Complementary and Alternative Energy Medicines for Prostate Cancer and Whole Medical Systems
Today, the use of Eastern medicine is rising in popularity among cancer patients, including prostate cancer. The belief behind these practices center on the notion of the presence of energy fields within the body, that when unbalanced, cause illness or physical and emotional detriment. To balance energy, and thus, promote healing, wellness, and relief from debilitating symptoms, prostate cancer patients can enroll in a number of activities or treatments including Tai Chi, Reiki, and acupuncture. Other examples of whole medical systems include: homeopathy, or the practice of injecting stimulating substances into the body to promote healing, and naturopathic medicine, or the diagnosis, treatment, and prevention of disease through purely natural means, such as a prostate cancer diet or vitamin supplements and botanical (herbs) medicines.
1 Barnes PM, Bloom B, Nahin R. CDC National Health Statistics Report #12. Complementary and Alternative Medicine Use Among Adults and Children: United States, 2007. December 10, 2008
2 Thinking about Complementary and Alternative Medicine: http://www.cancer.gov/cancertopics/thinking-about-CAM/. 06/08/2005.
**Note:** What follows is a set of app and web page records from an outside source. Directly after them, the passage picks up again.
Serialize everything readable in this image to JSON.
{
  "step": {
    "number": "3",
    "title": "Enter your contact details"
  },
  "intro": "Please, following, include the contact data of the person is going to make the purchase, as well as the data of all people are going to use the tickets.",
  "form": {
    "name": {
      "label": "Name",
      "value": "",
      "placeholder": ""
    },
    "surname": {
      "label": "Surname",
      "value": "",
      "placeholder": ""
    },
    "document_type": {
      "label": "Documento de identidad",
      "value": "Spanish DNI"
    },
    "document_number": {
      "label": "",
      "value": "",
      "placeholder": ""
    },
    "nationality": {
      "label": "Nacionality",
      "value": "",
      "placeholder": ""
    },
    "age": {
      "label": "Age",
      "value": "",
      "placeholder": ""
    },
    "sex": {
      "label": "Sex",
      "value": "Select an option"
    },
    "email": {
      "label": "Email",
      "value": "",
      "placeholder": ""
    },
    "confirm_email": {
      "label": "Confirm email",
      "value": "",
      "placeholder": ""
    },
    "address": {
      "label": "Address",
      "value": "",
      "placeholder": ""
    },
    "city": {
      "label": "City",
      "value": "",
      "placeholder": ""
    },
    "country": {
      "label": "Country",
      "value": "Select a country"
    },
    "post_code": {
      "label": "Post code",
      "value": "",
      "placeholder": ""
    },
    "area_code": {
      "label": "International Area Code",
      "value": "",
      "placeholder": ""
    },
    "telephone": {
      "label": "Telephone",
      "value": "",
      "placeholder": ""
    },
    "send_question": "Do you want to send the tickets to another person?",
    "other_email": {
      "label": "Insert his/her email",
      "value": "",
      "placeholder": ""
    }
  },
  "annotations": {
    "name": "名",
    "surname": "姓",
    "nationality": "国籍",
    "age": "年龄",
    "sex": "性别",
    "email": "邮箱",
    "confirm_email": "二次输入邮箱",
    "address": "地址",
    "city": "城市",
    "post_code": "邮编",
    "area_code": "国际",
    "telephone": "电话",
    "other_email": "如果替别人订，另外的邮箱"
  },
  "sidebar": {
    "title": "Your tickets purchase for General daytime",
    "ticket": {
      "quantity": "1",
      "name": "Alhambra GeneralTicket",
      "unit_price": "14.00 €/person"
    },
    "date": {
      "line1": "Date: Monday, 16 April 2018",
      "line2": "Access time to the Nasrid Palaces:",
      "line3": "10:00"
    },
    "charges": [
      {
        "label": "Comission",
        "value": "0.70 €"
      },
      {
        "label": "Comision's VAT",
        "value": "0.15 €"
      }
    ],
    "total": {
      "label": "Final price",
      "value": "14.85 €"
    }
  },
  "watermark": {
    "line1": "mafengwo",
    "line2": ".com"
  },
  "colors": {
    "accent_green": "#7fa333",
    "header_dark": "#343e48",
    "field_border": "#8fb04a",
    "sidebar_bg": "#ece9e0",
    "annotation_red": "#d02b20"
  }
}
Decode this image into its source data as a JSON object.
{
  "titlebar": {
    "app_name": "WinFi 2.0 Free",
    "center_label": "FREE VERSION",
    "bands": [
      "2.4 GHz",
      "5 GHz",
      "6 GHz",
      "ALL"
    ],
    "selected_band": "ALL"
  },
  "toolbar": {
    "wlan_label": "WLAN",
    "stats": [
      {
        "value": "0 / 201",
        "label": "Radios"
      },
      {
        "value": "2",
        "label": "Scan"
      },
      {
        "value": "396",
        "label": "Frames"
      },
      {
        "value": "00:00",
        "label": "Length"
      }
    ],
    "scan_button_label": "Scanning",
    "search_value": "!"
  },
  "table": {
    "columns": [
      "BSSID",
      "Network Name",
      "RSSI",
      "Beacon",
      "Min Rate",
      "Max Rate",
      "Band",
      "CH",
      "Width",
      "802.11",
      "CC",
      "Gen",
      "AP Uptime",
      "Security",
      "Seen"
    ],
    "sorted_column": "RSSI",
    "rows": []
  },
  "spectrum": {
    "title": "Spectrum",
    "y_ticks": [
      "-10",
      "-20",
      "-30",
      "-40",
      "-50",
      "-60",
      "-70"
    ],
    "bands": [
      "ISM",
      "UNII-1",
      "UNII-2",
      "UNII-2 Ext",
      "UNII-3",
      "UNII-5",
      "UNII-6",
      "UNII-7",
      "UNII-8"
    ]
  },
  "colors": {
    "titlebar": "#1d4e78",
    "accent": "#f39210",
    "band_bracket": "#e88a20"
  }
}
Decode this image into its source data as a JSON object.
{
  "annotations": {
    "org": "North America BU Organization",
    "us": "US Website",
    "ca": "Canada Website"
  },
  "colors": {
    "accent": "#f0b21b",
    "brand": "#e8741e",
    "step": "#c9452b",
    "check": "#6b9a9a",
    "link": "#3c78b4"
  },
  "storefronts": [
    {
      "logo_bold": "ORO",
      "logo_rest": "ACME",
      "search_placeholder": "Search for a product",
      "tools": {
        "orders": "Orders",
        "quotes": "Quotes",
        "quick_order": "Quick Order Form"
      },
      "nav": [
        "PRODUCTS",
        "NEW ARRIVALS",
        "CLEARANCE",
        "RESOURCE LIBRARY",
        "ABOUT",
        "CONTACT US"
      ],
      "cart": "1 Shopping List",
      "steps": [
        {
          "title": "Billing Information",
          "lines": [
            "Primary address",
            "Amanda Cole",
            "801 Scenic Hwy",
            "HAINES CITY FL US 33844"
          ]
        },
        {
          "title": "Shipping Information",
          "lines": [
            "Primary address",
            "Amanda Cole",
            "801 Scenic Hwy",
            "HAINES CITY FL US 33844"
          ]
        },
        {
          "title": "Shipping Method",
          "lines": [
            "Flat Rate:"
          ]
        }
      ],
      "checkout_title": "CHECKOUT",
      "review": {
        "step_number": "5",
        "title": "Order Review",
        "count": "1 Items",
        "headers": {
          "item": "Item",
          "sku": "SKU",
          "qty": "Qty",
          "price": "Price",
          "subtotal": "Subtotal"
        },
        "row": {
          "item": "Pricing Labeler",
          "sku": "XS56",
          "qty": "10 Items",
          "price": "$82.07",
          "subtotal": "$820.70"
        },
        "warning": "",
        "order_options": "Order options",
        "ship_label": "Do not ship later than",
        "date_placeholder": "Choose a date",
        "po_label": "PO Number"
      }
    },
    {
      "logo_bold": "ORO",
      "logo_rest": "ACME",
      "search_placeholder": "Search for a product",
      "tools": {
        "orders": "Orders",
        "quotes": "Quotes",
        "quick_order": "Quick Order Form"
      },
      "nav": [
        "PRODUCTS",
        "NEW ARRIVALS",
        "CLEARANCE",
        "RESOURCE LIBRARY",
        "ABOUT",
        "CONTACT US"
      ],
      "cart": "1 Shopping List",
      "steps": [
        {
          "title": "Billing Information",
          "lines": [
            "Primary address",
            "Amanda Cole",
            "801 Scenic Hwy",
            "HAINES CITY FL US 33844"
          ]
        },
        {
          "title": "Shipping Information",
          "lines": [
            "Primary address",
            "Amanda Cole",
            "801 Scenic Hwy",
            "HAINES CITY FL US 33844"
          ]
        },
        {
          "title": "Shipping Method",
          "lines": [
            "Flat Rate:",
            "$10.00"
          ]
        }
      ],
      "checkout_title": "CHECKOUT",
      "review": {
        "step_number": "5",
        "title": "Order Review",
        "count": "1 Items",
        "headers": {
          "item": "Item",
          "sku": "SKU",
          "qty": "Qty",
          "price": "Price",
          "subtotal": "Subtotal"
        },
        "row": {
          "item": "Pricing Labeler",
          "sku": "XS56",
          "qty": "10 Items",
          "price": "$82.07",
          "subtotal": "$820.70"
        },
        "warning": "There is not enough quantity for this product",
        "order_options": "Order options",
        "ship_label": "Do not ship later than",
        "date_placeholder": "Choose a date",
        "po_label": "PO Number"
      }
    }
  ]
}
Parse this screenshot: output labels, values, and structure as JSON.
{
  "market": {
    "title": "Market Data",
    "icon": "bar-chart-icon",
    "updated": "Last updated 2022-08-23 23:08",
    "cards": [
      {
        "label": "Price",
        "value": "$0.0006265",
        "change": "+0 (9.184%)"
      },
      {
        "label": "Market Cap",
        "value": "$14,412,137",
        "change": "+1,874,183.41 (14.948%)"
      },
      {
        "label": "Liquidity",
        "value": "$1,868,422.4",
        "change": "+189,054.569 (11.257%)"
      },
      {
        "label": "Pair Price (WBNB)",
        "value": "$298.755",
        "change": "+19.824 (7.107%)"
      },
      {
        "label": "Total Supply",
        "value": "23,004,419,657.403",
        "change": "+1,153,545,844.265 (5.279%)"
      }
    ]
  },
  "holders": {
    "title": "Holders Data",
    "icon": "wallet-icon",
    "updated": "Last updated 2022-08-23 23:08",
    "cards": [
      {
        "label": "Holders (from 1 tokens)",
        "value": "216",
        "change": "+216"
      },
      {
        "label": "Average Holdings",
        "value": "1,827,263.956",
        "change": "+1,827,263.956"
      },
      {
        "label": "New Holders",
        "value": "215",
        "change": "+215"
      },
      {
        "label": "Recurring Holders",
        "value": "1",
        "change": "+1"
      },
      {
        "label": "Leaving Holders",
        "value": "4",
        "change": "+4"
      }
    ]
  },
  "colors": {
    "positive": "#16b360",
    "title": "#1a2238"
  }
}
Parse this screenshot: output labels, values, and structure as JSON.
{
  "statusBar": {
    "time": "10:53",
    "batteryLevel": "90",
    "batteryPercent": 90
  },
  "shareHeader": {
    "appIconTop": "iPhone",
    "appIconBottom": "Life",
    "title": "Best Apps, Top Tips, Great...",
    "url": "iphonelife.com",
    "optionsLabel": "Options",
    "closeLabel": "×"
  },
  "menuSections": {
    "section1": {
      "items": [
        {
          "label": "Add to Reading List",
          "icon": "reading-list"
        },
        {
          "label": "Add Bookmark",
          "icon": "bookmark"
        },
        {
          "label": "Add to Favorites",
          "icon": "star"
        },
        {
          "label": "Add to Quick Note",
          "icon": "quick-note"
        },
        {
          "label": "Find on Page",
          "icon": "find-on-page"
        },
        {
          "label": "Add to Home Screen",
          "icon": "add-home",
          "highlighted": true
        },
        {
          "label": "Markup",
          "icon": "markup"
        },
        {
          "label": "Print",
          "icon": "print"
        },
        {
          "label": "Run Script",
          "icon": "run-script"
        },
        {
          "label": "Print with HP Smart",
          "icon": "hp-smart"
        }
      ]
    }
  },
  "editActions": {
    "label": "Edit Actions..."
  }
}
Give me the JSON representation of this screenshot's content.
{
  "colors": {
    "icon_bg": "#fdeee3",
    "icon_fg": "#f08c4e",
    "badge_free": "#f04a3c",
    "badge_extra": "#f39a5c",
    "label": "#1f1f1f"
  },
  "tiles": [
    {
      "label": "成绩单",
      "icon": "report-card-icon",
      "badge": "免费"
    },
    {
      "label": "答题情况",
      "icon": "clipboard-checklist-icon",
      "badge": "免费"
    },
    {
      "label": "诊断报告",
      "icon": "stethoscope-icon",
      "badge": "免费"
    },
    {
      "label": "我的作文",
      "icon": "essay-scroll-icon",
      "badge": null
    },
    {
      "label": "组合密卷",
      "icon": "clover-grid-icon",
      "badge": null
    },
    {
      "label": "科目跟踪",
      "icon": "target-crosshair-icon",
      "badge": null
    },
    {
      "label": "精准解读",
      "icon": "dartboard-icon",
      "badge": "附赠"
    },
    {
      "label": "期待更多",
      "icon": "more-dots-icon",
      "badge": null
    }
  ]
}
3 Is There a Prostate Cancer Diet?: http://www.webmd.com/prostate-cancer/is-there-prostate-cancer-diet.12/01/2006